Supreme Judicial Court, Appeal from order of single justice.
Lawrence Watson appeals from a judgment of a single justice of this court denying his petition for relief pursuant to G. L. c. 211, § 3. [Note 2] Watson seeks relief from a decision of the Appeals Court affirming a final judgment of the Probate and Family Court. L.W. v. S.W., 68 Mass. App. Ct. 1112 (2007). Watson had an opportunity to apply for, and did apply for, further appellate review, which was denied. L.W. v. S.W., 449 Mass. 1107 (2007). Watson has not shown that appellate review of the Probate and Family Court's decision was inadequate in any way to protect his interests. He thus was not entitled to extraordinary relief from a single justice of this court. "Our general superintendence power under G. L. c. 211, § 3, is extraordinary and to be exercised sparingly, not as a substitute for the normal appellate process or merely to provide an additional layer of appellate review after the normal process has run its course." Votta v. Police Dep't of Billerica, 444 Mass. 1001 , 1001 (2005). The single justice did not err or abuse his discretion by denying relief. [Note 3] This is the third case we decide today where Watson has appealed from judgments of single justices denying extraordinary relief. See Watson v. McClerkin, ante 1002 (2009); Watson v. Police Dep't of Boston, ante 1003 (2009). Watson has frequently appeared before this court in recent years in pursuit of such appeals. See Watson v. Clerk-Magistrate of the Dorchester Div. of the Dist. Court Dep't, 452 Mass. 1025 (2008); Watson v. Justices of the Dorchester Div. of the Dist. Court Dep't, 452 Mass. 1025 (2008); Watson

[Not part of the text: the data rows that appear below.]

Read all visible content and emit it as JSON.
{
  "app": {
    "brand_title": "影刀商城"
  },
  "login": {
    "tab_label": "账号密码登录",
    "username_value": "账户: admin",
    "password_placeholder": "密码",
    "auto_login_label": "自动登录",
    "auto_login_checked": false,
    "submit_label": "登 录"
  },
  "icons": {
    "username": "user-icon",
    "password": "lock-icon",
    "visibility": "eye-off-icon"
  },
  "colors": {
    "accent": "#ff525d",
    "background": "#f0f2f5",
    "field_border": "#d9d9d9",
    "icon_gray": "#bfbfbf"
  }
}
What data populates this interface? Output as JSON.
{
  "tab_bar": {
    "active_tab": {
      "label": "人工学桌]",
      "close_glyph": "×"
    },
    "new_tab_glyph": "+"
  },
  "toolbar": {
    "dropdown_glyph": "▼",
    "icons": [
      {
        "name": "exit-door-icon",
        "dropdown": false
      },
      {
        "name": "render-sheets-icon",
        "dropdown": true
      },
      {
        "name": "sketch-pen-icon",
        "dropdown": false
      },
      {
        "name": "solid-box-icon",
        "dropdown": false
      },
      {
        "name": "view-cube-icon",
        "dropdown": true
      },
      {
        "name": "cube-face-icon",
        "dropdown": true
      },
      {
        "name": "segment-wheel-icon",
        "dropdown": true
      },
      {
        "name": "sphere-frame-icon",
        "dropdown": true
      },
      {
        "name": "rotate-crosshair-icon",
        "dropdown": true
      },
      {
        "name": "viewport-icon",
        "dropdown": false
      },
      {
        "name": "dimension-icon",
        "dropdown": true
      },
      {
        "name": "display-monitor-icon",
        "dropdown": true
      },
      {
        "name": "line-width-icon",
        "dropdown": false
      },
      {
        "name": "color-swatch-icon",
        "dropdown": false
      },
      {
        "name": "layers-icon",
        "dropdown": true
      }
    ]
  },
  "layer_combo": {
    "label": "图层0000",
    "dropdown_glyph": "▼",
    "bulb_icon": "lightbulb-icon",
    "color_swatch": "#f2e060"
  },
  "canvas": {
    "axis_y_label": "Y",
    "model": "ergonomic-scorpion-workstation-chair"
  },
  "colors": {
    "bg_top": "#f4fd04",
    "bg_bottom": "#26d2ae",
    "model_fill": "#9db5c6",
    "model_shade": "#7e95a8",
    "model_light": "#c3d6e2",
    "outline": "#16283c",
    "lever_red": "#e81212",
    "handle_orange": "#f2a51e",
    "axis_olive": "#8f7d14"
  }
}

v. Appeals Court, 450 Mass. 1034 (2008). Indeed, he filed a petition for extraordinary relief at an earlier stage of this case, seeking the same relief he seeks here. Watson v. Walker, 447 Mass. 1014 , 1014 (2006). In several of the prior opinions affirming the denial of relief, we have apprised Watson of these well-settled principles: that extraordinary relief is properly denied where an alleged error can adequately and effectively be remedied through the normal trial and appellate process or by other available means; and that it is a petitioner's burden to create an appropriate record to substantiate his claims and to present adequate appellate argument. Watson is on notice that any future attempt to seek extraordinary relief from this court, pursuant to G. L. c. 211, § 3, or otherwise, that suffers from like deficiencies may result in action by the court, including the restriction or denial of oral argument or, possibly, the restriction of future filings. As to his various additional petitions that are currently pending in the county court, the single justices responsible for those matters may, in their discretion, wish to consider a similar order warning Watson of the possibility of comparable measures. Judgment affirmed. Lawrence Watson, pro se. Annapurna Balakrishna, Assistant Attorney General, for Kathleen Sanford & others, was present but did not argue.

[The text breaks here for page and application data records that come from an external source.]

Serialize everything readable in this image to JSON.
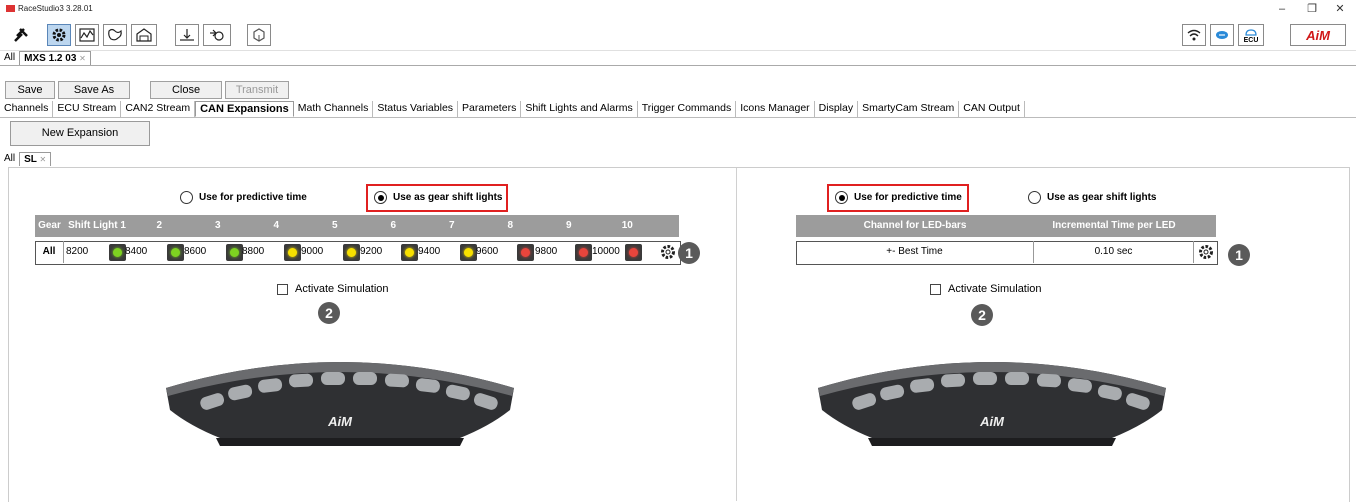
{
  "window": {
    "title": "RaceStudio3 3.28.01",
    "min": "–",
    "max": "❐",
    "close": "✕"
  },
  "toolbar": {
    "left_icons": [
      "wrench-icon",
      "settings-gear-icon",
      "chart-icon",
      "track-icon",
      "garage-icon",
      "graph-upload-icon",
      "download-icon",
      "cube-icon"
    ],
    "right_icons": [
      "wifi-icon",
      "cloud-chat-icon",
      "ecu-icon",
      "aim-logo-icon"
    ],
    "ecu_label": "ECU",
    "brand_label": "AiM",
    "active_color": "#bcd6ef"
  },
  "config_tabs": {
    "all": "All",
    "current": "MXS 1.2 03",
    "close_glyph": "✕"
  },
  "actions": {
    "save": "Save",
    "save_as": "Save As",
    "close": "Close",
    "transmit": "Transmit"
  },
  "main_tabs": [
    "Channels",
    "ECU Stream",
    "CAN2 Stream",
    "CAN Expansions",
    "Math Channels",
    "Status Variables",
    "Parameters",
    "Shift Lights and Alarms",
    "Trigger Commands",
    "Icons Manager",
    "Display",
    "SmartyCam Stream",
    "CAN Output"
  ],
  "main_tab_selected": "CAN Expansions",
  "new_expansion": "New Expansion",
  "exp_tabs": {
    "all": "All",
    "current": "SL",
    "close_glyph": "✕"
  },
  "left": {
    "radio_predictive": "Use for predictive time",
    "radio_gear": "Use as gear shift lights",
    "selected": "gear",
    "headers": [
      "Gear",
      "Shift Light 1",
      "2",
      "3",
      "4",
      "5",
      "6",
      "7",
      "8",
      "9",
      "10"
    ],
    "row_label": "All",
    "values": [
      "8200",
      "8400",
      "8600",
      "8800",
      "9000",
      "9200",
      "9400",
      "9600",
      "9800",
      "10000"
    ],
    "led_colors": [
      "green",
      "green",
      "green",
      "yellow",
      "yellow",
      "yellow",
      "yellow",
      "red",
      "red",
      "red"
    ],
    "badge1": "1",
    "badge2": "2",
    "activate_simulation": "Activate Simulation",
    "device_logo": "AiM"
  },
  "right": {
    "radio_predictive": "Use for predictive time",
    "radio_gear": "Use as gear shift lights",
    "selected": "predictive",
    "headers": [
      "Channel for LED-bars",
      "Incremental Time per LED"
    ],
    "channel": "+- Best Time",
    "increment": "0.10 sec",
    "badge1": "1",
    "badge2": "2",
    "activate_simulation": "Activate Simulation",
    "device_logo": "AiM"
  },
  "colors": {
    "highlight": "#e02020",
    "header": "#9c9c9c",
    "green": "#7ed321",
    "yellow": "#f7e000",
    "red": "#e8453c"
  }
}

[Note 1] A judge in the Probate and Family Court, the register of the Probate and Family Court, and various Probate and Family Court employees.
[Note 2] Watson's petition also referred to G. L. c. 249, § 4 (relief in the nature of certiorari), and G. L. c. 249, § 5 (relief in the nature of mandamus). The single justice correctly treated the petition as one for relief pursuant to G. L. c. 211, § 3. Watson has not challenged that approach on appeal.

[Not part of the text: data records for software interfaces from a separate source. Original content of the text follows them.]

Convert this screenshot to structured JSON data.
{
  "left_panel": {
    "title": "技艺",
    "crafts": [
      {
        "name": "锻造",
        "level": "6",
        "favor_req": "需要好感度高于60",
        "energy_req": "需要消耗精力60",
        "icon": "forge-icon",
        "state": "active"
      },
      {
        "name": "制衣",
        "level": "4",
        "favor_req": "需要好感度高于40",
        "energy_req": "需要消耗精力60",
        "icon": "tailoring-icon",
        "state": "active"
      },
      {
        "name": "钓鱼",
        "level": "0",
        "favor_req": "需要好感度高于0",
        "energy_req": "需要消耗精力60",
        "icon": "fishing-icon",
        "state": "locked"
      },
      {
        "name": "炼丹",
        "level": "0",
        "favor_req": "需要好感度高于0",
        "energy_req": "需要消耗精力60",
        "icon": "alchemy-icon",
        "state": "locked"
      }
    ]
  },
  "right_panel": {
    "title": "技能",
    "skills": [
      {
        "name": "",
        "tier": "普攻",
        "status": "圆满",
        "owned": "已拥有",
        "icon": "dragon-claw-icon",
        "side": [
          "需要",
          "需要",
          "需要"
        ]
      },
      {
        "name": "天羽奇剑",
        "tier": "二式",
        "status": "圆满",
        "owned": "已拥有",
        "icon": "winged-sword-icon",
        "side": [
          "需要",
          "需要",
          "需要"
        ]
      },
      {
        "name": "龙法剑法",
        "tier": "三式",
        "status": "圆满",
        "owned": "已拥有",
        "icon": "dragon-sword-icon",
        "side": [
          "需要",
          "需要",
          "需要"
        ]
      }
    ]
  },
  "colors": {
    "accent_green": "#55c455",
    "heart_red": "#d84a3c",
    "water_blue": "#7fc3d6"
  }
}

[Note 3] Similarly, Watson's claims against the Probate and Family Court register and other Probate and Family Court employees could have been adequately addressed by means other than a petition to this court for extraordinary relief.